:: What the exercise asks ::
Below are entries; tally how many lines hold the string "Indonesia" and answer with only that figure.

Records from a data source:

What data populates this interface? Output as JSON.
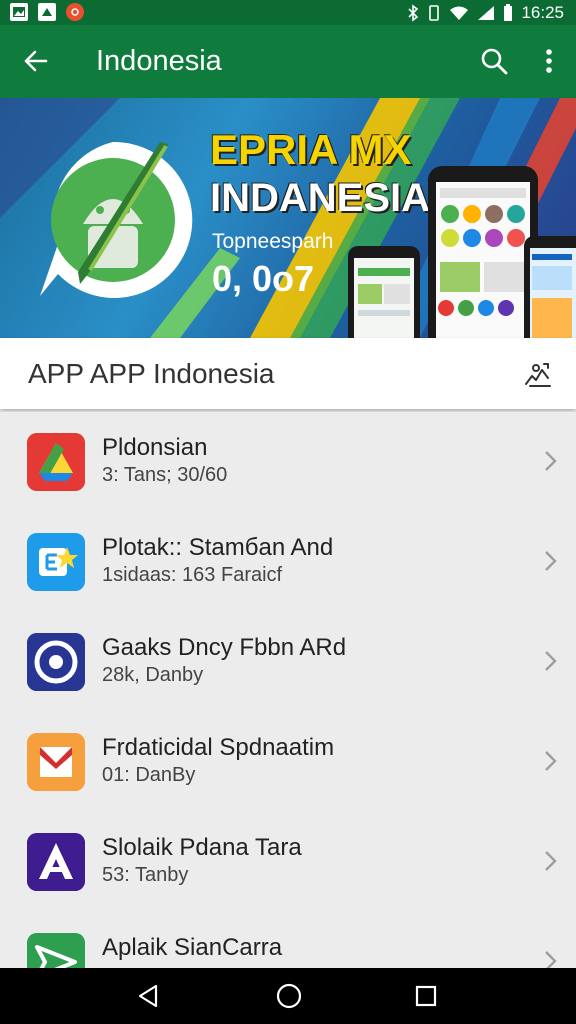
{
  "status_bar": {
    "time": "16:25"
  },
  "toolbar": {
    "title": "Indonesia"
  },
  "banner": {
    "headline1": "EPRIA MX",
    "headline2": "INDANESIA",
    "subtitle": "Topneesparh",
    "number": "0, 0o7"
  },
  "section": {
    "title": "APP APP Indonesia"
  },
  "apps": [
    {
      "title": "Pldonsian",
      "subtitle": "3: Tans; 30/60"
    },
    {
      "title": "Plotak:: Stamбan And",
      "subtitle": "1sidaas: 163 Faraicf"
    },
    {
      "title": "Gaaks Dncy Fbbn ARd",
      "subtitle": "28k, Danby"
    },
    {
      "title": "Frdaticidal Spdnaatim",
      "subtitle": "01: DanBy"
    },
    {
      "title": "Slolaik Pdana Tara",
      "subtitle": "53: Tanby"
    },
    {
      "title": "Aplaik SianCarra",
      "subtitle": ""
    }
  ],
  "colors": {
    "toolbar": "#0f7b3c",
    "status_bar": "#0b6b33",
    "list_bg": "#ececec",
    "nav_bar": "#000000"
  }
}
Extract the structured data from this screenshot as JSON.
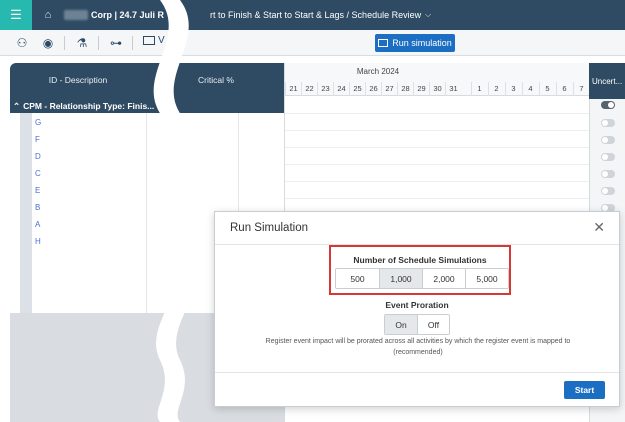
{
  "header": {
    "menu_icon": "hamburger-icon",
    "home_icon": "home-icon",
    "breadcrumb_left": "Corp | 24.7 Juli R",
    "breadcrumb_right": "rt to Finish & Start to Start & Lags / Schedule Review"
  },
  "toolbar": {
    "icons": [
      "relationship-icon",
      "eye-icon",
      "filter-icon",
      "hierarchy-icon",
      "view-icon"
    ],
    "view_label": "V",
    "run_simulation_label": "Run simulation"
  },
  "grid": {
    "columns": {
      "id_description": "ID - Description",
      "critical": "Critical %",
      "uncertainty": "Uncert..."
    },
    "group_row": "CPM - Relationship Type: Finis...",
    "rows": [
      "G",
      "F",
      "D",
      "C",
      "E",
      "B",
      "A",
      "H"
    ]
  },
  "timeline": {
    "month": "March 2024",
    "days": [
      "21",
      "22",
      "23",
      "24",
      "25",
      "26",
      "27",
      "28",
      "29",
      "30",
      "31",
      "1",
      "2",
      "3",
      "4",
      "5",
      "6",
      "7"
    ]
  },
  "modal": {
    "title": "Run Simulation",
    "close_icon": "close-icon",
    "simulations_label": "Number of Schedule Simulations",
    "simulation_options": [
      "500",
      "1,000",
      "2,000",
      "5,000"
    ],
    "selected_simulation": "1,000",
    "event_proration_label": "Event Proration",
    "proration_options": [
      "On",
      "Off"
    ],
    "selected_proration": "On",
    "description": "Register event impact will be prorated across all activities by which the register event is mapped to (recommended)",
    "start_label": "Start"
  },
  "colors": {
    "header_bg": "#2f4b63",
    "accent_teal": "#27b8b0",
    "primary_blue": "#1b6ec2",
    "highlight_red": "#d93636",
    "row_link": "#4a6fd0"
  }
}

:: Answer ::
2